Marriage. The patterns of courtship and marriage are innovative creations deriving from both ancient Tzotzil and sixteenth-century Spanish Catholic practices. A formal petitioning for the bride is followed by a lengthy courtship, during which gifts are presented by the boy's family to the girl's family. On the wedding day, the couple goes through a triple ritual process of registering at the town hall, then having a Catholic priest marry them in the church, and finally attending an elaborate Tzotzil ceremony at the house of the groom. The bride is then left in her new home. Since the 1980s, a majority of Zinacantecos have been eloping, thereby reducing the time and expense for all concerned.

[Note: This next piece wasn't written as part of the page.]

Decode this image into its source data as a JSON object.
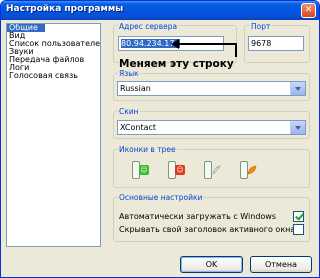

Socialization. All Zinacanteco babies are born at home with the aid of midwives, who attend the mother, assist in the birth (which takes place in a crouching position, over a reed mat), cut the umbilical cord with a machete, and perform the necessary after-birth rituals. Babies are kept constantly with their mothers, nursing, wrapped in shawls and carried on their mothers' backs, or asleep beside their mothers in bed. After a few months, the infants' contacts are expanded to include members of the extended family. By age 7 or 8, girls begin to work for the household; at 9 or 10, boys begin to accompany their fathers to work in the fields.